WHAT TO DO
Return exactly the lines from the "Decode this image" line through the last line of the entries below. Include no pictures.

[Element data from apps and pages]
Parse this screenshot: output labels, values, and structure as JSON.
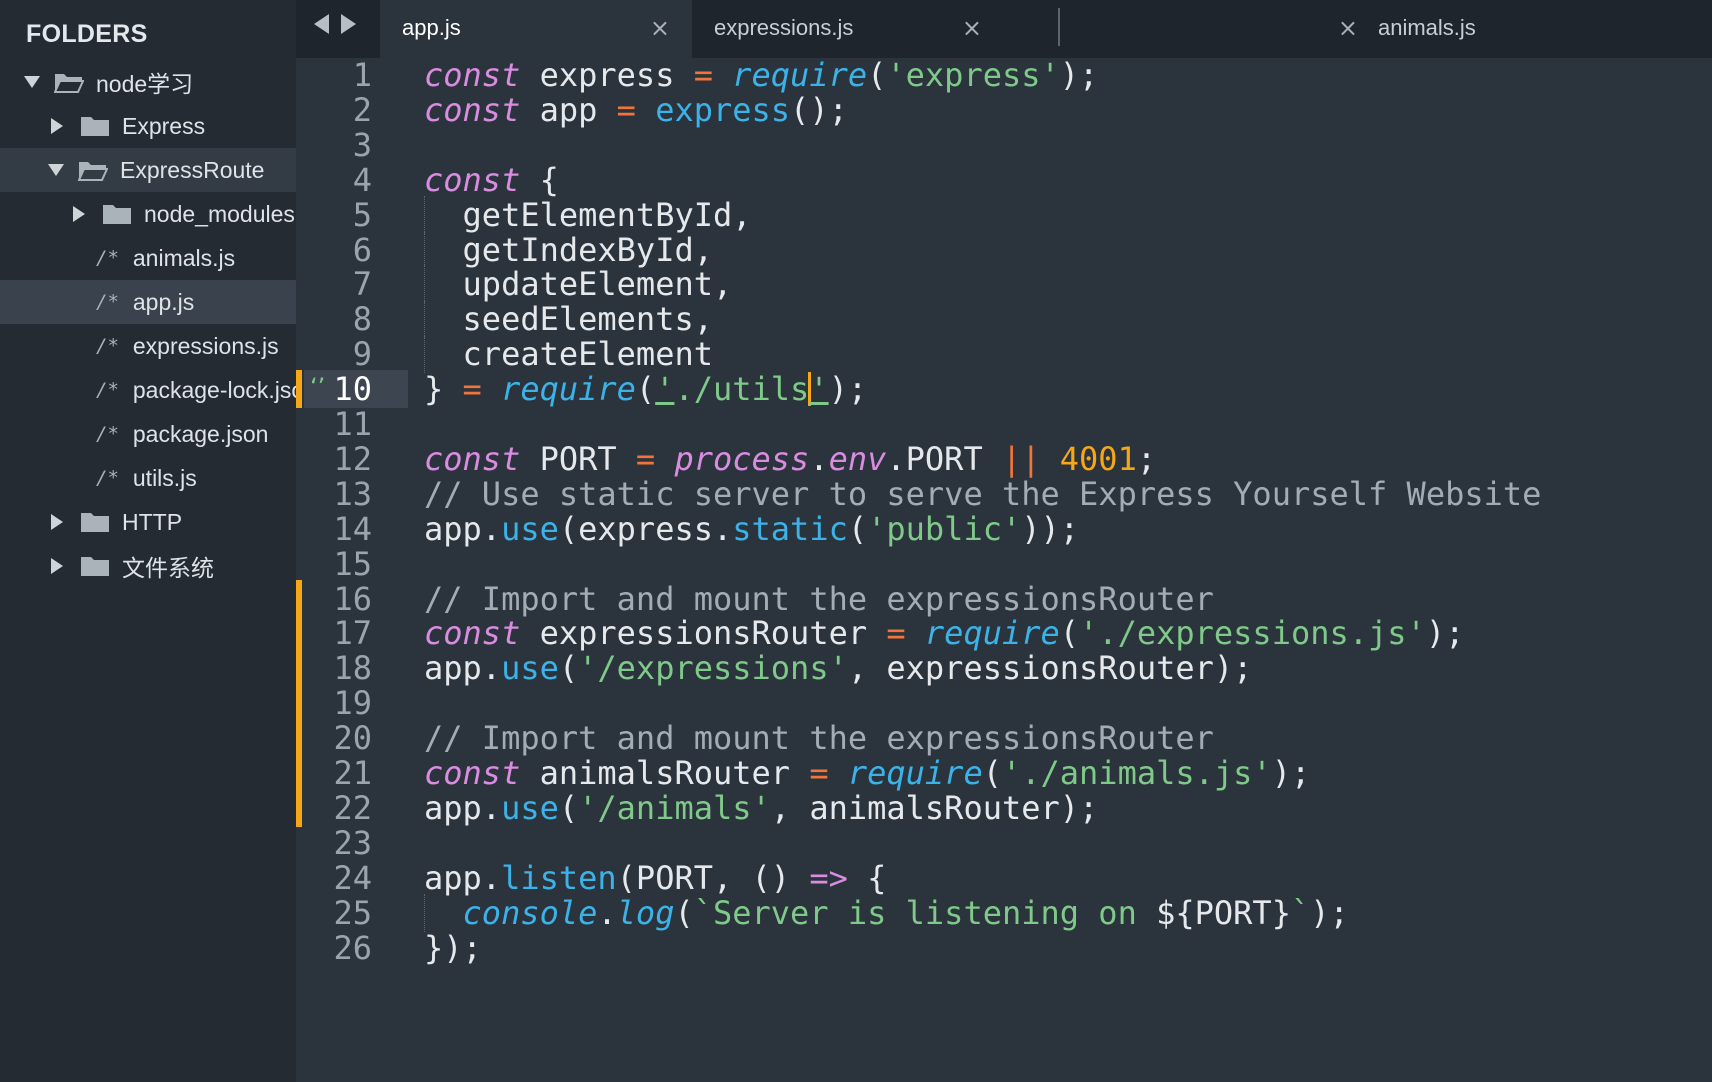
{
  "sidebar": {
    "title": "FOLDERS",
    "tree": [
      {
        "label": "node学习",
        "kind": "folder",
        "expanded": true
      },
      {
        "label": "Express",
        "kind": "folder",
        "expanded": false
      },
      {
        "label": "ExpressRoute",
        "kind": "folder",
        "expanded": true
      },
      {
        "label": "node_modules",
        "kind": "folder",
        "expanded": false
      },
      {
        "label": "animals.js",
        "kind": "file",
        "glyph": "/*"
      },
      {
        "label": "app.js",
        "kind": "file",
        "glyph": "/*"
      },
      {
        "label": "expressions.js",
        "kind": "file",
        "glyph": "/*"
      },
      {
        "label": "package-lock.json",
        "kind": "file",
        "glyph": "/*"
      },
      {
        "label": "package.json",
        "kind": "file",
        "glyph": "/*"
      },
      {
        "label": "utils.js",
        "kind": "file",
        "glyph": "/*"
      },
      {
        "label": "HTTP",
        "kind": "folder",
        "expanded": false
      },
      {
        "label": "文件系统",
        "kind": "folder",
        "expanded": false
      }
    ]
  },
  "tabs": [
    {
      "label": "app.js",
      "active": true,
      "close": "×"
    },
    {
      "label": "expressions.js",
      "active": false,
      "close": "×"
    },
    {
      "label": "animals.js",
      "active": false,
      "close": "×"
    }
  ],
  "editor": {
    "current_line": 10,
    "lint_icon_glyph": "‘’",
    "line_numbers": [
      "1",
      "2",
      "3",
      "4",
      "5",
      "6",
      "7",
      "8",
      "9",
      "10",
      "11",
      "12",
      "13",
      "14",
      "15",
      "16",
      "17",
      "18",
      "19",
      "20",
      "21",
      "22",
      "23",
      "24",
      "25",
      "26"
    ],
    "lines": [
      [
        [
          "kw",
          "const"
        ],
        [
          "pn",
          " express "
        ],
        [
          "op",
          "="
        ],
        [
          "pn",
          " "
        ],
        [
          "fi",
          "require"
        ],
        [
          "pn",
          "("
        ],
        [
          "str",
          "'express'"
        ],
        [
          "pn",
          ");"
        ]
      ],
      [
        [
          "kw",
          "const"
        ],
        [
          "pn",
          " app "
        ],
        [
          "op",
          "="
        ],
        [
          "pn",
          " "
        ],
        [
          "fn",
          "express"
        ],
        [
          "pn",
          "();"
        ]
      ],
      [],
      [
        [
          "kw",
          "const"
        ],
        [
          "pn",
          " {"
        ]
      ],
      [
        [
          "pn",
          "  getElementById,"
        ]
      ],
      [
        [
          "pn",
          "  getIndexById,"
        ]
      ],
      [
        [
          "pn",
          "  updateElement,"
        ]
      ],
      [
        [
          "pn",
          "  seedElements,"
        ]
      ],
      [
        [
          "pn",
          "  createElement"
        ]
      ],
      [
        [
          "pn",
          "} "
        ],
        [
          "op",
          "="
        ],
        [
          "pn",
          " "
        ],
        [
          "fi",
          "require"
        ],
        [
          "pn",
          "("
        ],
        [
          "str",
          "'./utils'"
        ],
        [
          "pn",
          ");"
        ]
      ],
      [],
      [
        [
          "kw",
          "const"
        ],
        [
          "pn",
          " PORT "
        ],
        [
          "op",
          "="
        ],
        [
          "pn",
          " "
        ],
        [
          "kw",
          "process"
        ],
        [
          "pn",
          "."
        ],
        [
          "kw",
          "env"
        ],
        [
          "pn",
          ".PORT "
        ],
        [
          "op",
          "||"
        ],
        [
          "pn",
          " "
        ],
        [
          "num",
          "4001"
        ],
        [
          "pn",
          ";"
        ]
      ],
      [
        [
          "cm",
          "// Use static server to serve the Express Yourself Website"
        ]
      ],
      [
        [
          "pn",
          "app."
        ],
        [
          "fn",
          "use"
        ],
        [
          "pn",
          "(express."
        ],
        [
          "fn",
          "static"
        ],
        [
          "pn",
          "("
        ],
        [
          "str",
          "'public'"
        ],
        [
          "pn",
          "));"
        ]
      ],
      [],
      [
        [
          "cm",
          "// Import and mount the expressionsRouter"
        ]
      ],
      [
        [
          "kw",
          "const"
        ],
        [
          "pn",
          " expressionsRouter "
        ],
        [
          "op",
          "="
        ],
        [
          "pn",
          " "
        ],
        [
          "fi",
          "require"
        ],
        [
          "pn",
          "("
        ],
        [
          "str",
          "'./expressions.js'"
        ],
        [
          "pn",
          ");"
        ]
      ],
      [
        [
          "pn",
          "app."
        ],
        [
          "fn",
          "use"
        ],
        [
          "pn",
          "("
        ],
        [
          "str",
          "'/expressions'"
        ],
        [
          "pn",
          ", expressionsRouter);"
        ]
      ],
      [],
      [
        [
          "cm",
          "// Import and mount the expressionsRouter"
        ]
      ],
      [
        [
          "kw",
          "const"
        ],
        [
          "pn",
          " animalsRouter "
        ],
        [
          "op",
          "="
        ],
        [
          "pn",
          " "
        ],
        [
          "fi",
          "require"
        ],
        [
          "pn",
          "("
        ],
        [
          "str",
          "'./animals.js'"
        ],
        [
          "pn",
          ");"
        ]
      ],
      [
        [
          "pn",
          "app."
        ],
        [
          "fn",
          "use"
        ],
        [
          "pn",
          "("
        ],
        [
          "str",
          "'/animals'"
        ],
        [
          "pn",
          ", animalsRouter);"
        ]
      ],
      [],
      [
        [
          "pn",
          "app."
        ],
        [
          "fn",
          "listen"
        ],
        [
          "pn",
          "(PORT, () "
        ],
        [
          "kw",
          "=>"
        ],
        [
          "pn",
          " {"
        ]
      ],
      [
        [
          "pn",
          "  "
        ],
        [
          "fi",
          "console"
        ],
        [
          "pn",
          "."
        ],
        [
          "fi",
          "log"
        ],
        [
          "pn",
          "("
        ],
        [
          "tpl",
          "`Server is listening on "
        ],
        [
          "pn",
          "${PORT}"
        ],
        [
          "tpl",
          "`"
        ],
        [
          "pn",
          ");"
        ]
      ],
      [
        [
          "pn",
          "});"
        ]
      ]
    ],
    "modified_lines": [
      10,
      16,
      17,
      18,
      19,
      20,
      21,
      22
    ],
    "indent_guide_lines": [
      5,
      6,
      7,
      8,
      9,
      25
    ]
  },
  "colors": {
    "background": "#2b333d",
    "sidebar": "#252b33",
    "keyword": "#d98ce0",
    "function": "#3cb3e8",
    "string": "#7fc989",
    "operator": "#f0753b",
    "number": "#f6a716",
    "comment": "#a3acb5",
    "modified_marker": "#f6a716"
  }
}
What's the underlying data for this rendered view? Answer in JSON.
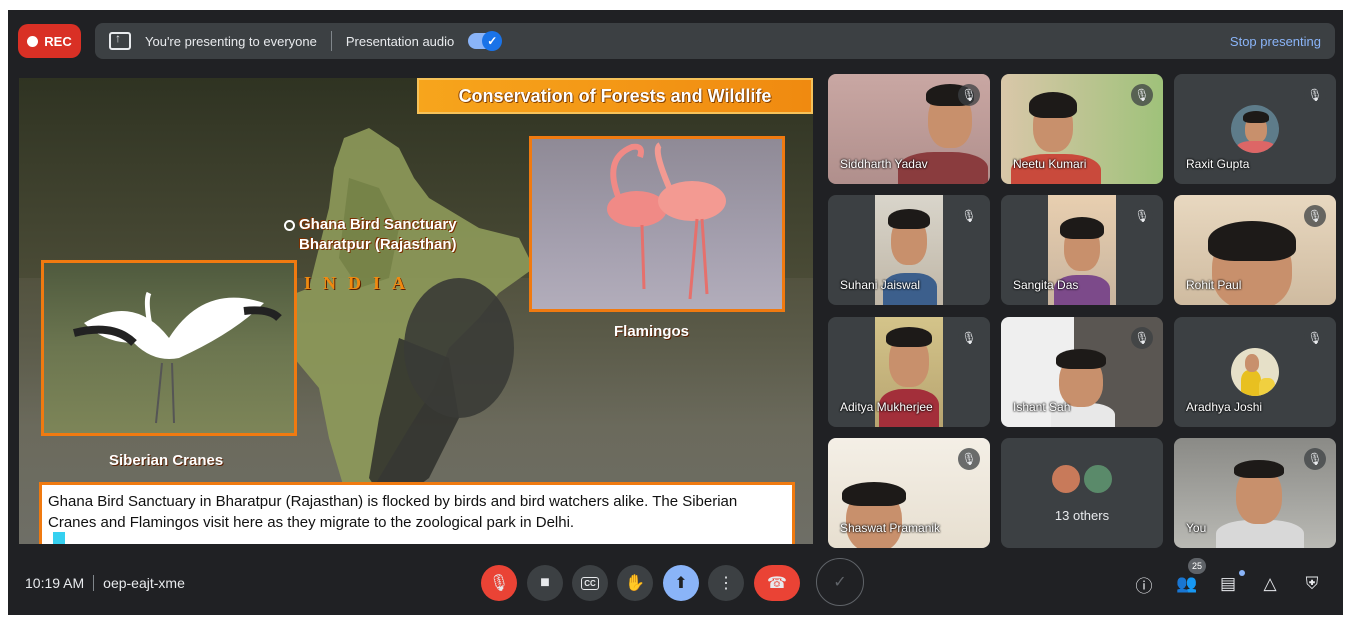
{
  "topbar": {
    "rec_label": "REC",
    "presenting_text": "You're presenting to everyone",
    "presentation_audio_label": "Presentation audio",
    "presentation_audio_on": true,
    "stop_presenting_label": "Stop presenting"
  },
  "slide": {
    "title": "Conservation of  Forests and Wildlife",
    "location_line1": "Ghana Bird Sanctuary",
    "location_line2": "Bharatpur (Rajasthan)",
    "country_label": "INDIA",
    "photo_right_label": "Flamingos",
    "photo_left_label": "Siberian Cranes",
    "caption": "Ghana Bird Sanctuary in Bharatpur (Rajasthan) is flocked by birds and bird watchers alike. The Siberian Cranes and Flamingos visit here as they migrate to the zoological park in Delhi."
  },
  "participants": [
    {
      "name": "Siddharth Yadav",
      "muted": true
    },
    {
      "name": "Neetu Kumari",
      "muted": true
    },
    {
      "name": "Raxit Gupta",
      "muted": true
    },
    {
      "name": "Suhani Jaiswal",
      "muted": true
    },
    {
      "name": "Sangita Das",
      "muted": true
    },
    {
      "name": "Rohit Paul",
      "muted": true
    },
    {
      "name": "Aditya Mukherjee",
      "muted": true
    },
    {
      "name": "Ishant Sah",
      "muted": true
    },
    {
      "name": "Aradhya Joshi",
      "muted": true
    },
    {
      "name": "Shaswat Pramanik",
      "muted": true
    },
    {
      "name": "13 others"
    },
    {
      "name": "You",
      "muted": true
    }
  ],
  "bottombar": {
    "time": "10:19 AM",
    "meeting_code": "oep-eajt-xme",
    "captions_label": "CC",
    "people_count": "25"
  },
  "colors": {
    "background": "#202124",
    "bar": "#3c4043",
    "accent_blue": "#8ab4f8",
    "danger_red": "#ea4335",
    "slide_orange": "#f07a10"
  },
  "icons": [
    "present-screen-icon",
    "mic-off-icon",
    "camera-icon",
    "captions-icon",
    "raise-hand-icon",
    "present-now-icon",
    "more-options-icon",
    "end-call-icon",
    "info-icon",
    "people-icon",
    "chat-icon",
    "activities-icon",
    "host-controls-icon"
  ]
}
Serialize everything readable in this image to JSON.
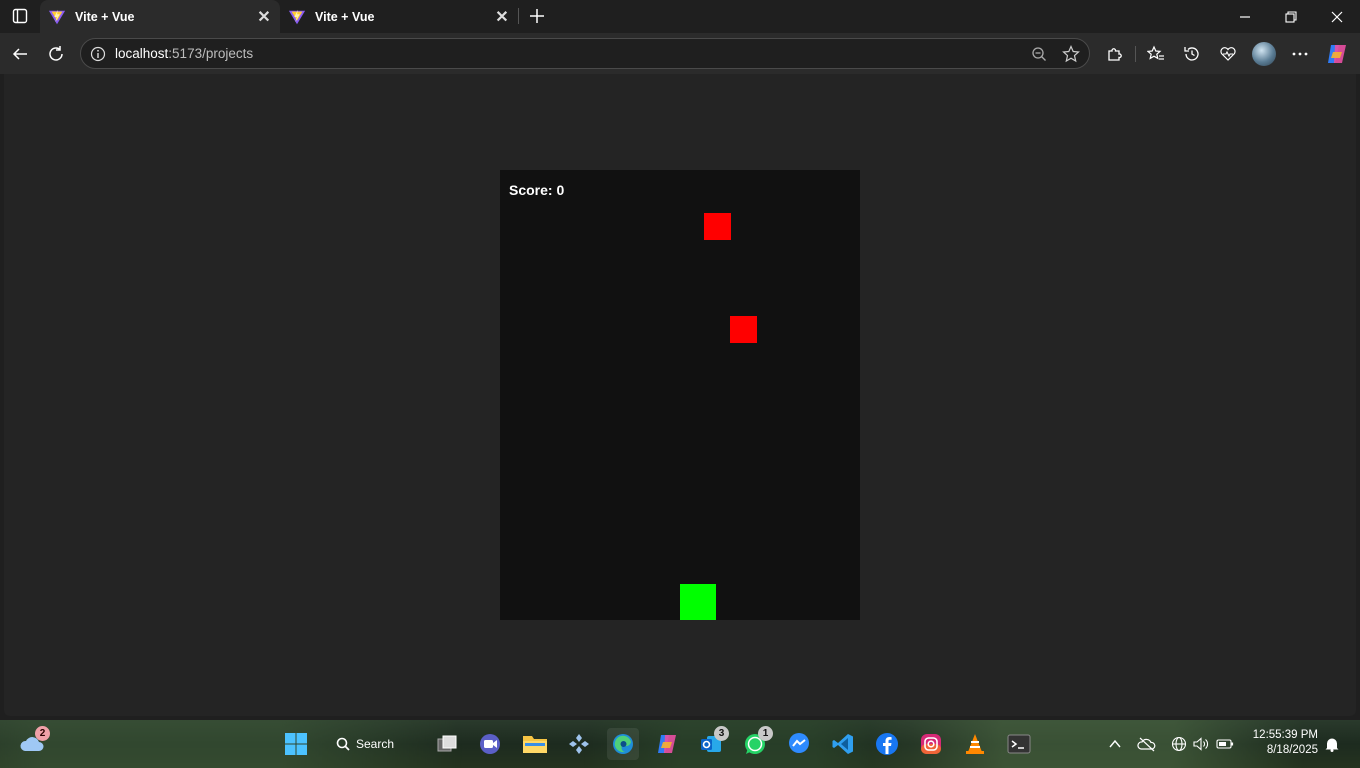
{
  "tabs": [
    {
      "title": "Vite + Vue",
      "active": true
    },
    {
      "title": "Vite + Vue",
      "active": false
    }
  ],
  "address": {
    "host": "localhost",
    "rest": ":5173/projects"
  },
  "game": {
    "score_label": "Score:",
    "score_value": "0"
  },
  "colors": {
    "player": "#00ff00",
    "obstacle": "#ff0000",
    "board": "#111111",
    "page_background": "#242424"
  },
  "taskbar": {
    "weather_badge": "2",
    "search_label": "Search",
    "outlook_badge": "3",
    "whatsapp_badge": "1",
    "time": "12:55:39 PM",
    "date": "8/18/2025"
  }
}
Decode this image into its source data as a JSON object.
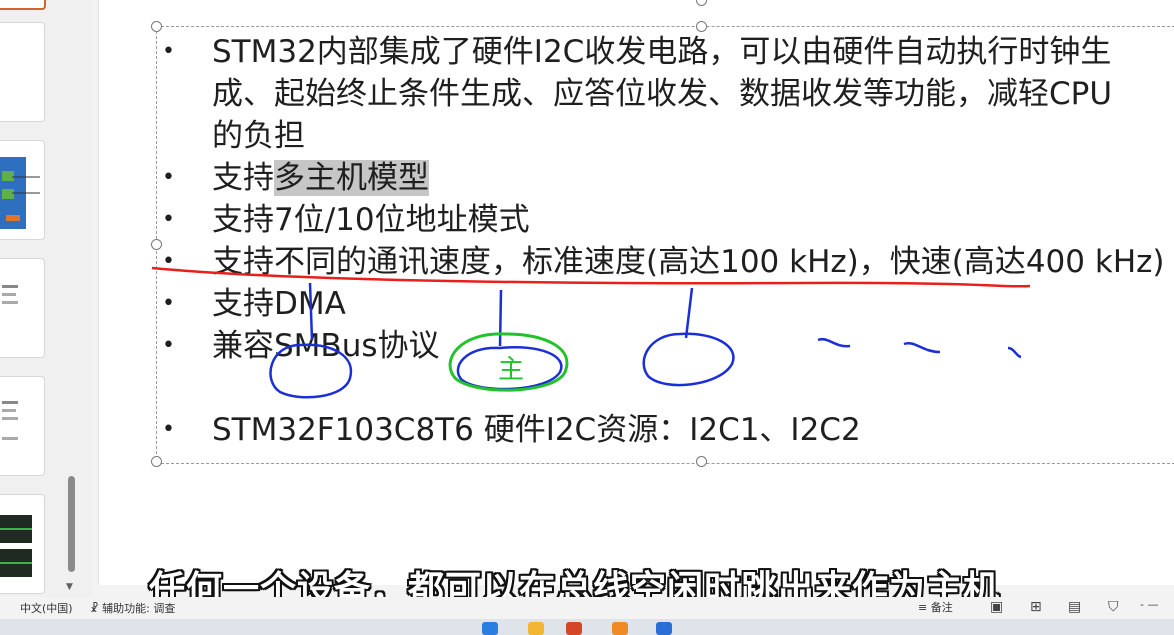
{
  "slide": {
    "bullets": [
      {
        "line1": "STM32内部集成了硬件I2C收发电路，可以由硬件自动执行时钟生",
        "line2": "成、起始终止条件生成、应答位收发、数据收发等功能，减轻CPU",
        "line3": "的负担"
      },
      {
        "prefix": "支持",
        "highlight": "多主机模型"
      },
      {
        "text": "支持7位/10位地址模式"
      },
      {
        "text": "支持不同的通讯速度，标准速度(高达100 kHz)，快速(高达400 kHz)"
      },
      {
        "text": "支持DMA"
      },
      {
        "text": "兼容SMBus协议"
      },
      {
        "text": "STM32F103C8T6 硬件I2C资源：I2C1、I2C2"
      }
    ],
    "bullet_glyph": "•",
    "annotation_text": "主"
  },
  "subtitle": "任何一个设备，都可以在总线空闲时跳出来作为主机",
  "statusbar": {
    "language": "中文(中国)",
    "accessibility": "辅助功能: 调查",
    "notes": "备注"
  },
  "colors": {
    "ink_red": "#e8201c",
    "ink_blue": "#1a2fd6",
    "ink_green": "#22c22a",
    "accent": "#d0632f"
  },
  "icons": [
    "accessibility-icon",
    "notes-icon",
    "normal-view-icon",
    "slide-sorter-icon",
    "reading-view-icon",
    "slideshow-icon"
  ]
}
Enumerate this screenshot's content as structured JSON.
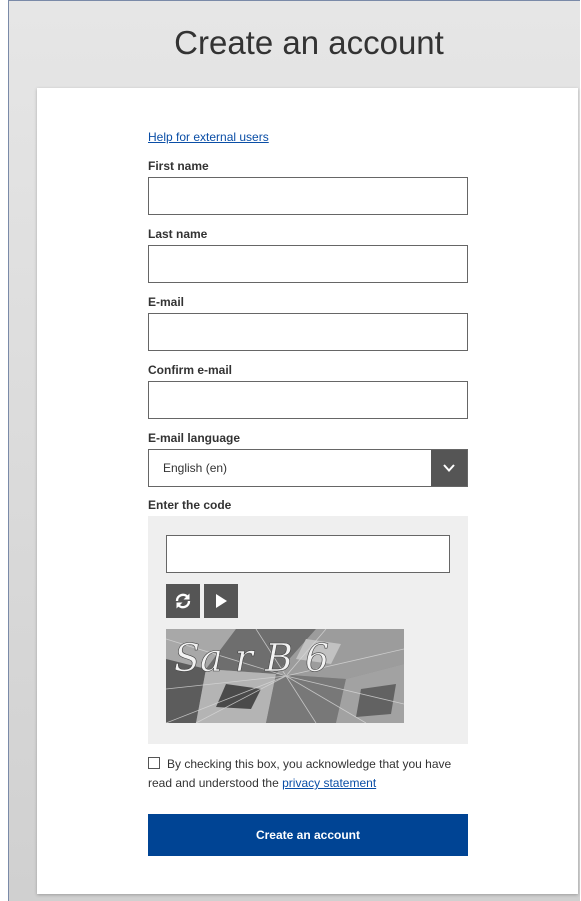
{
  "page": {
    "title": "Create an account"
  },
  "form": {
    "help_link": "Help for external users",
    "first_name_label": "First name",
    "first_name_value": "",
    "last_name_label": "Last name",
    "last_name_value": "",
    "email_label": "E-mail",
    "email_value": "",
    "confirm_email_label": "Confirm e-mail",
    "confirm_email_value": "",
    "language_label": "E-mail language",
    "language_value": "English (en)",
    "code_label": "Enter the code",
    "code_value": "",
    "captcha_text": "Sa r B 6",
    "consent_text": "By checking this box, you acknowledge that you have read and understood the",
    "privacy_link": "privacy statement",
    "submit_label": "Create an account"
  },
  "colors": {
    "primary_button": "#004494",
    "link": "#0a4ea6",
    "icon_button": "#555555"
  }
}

FINAL ANSWER
Decode this image into its source data as a JSON object.
{
  "slide": {
    "bullets": [
      {
        "line1": "STM32内部集成了硬件I2C收发电路，可以由硬件自动执行时钟生",
        "line2": "成、起始终止条件生成、应答位收发、数据收发等功能，减轻CPU",
        "line3": "的负担"
      },
      {
        "prefix": "支持",
        "highlight": "多主机模型"
      },
      {
        "text": "支持7位/10位地址模式"
      },
      {
        "text": "支持不同的通讯速度，标准速度(高达100 kHz)，快速(高达400 kHz)"
      },
      {
        "text": "支持DMA"
      },
      {
        "text": "兼容SMBus协议"
      },
      {
        "text": "STM32F103C8T6 硬件I2C资源：I2C1、I2C2"
      }
    ],
    "bullet_glyph": "•",
    "annotation_text": "主"
  },
  "subtitle": "任何一个设备，都可以在总线空闲时跳出来作为主机",
  "statusbar": {
    "language": "中文(中国)",
    "accessibility": "辅助功能: 调查",
    "notes": "备注"
  },
  "colors": {
    "ink_red": "#e8201c",
    "ink_blue": "#1a2fd6",
    "ink_green": "#22c22a",
    "accent": "#d0632f"
  },
  "icons": [
    "accessibility-icon",
    "notes-icon",
    "normal-view-icon",
    "slide-sorter-icon",
    "reading-view-icon",
    "slideshow-icon"
  ]
}
Enumerate this screenshot's content as structured JSON.
{
  "page": {
    "title": "Create an account"
  },
  "form": {
    "help_link": "Help for external users",
    "first_name_label": "First name",
    "first_name_value": "",
    "last_name_label": "Last name",
    "last_name_value": "",
    "email_label": "E-mail",
    "email_value": "",
    "confirm_email_label": "Confirm e-mail",
    "confirm_email_value": "",
    "language_label": "E-mail language",
    "language_value": "English (en)",
    "code_label": "Enter the code",
    "code_value": "",
    "captcha_text": "Sa r B 6",
    "consent_text": "By checking this box, you acknowledge that you have read and understood the",
    "privacy_link": "privacy statement",
    "submit_label": "Create an account"
  },
  "colors": {
    "primary_button": "#004494",
    "link": "#0a4ea6",
    "icon_button": "#555555"
  }
}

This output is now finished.